▶ [TASK]:
Hunt through the entries for the word "name" and copy each line in which it appears.
------ INPUT MATERIAL ------
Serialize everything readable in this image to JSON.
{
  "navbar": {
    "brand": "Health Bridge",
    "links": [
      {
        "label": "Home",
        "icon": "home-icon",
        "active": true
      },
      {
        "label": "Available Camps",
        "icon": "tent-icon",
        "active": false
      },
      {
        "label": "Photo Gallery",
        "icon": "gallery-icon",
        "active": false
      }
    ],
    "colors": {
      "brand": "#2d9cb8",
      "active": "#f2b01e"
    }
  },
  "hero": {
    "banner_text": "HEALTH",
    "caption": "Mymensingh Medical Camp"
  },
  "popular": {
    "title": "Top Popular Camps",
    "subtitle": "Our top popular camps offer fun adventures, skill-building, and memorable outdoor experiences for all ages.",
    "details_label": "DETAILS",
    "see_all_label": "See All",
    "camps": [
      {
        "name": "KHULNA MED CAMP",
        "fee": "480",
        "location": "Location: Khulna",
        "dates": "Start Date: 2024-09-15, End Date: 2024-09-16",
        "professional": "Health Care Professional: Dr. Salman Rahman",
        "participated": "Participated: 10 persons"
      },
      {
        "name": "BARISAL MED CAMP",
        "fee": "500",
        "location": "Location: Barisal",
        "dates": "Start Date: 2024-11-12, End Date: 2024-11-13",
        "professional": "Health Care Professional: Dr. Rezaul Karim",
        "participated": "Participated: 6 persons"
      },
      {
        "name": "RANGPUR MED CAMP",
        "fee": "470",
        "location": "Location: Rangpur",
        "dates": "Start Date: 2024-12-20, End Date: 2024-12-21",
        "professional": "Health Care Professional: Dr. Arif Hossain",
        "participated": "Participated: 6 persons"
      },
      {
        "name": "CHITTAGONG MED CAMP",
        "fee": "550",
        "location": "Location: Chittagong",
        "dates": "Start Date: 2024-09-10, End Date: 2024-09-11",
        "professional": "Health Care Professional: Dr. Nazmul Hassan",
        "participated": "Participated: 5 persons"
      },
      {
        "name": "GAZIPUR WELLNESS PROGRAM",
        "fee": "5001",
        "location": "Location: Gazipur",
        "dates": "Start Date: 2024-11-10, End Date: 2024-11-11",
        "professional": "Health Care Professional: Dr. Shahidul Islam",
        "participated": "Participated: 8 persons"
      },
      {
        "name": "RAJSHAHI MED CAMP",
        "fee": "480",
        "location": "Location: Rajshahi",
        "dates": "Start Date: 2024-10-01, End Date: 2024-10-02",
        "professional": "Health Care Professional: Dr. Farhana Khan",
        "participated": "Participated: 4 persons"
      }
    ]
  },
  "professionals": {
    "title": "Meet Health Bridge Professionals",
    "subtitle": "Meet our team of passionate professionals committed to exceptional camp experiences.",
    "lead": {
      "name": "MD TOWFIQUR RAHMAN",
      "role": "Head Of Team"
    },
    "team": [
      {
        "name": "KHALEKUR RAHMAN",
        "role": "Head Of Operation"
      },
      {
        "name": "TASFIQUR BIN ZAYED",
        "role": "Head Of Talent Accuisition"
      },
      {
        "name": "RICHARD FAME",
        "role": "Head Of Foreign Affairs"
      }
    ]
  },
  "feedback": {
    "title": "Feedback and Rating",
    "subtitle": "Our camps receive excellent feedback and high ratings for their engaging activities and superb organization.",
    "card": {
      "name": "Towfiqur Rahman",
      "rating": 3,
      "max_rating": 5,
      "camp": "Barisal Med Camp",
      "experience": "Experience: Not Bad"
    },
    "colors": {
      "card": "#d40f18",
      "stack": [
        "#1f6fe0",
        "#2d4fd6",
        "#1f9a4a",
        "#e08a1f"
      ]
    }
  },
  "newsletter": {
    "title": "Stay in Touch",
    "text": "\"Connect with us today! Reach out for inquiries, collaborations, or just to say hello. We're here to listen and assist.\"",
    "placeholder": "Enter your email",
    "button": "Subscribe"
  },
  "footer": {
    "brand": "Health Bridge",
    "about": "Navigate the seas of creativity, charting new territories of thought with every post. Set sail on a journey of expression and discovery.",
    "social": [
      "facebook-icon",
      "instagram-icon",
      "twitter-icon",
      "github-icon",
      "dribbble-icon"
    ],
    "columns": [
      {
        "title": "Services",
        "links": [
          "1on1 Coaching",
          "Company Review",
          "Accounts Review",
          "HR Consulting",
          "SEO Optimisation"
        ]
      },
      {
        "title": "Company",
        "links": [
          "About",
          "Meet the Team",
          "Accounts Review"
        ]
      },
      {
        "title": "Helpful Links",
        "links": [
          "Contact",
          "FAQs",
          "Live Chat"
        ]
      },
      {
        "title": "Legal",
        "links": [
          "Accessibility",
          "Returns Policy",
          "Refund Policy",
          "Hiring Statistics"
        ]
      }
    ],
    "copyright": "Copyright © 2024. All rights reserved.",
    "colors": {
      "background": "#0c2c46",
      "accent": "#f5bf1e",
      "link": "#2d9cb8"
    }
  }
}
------
▶ [ANSWER BELOW]:
        "name": "KHULNA MED CAMP",
        "name": "BARISAL MED CAMP",
        "name": "RANGPUR MED CAMP",
        "name": "CHITTAGONG MED CAMP",
        "name": "GAZIPUR WELLNESS PROGRAM",
        "name": "RAJSHAHI MED CAMP",
      "name": "MD TOWFIQUR RAHMAN",
        "name": "KHALEKUR RAHMAN",
        "name": "TASFIQUR BIN ZAYED",
        "name": "RICHARD FAME",
      "name": "Towfiqur Rahman",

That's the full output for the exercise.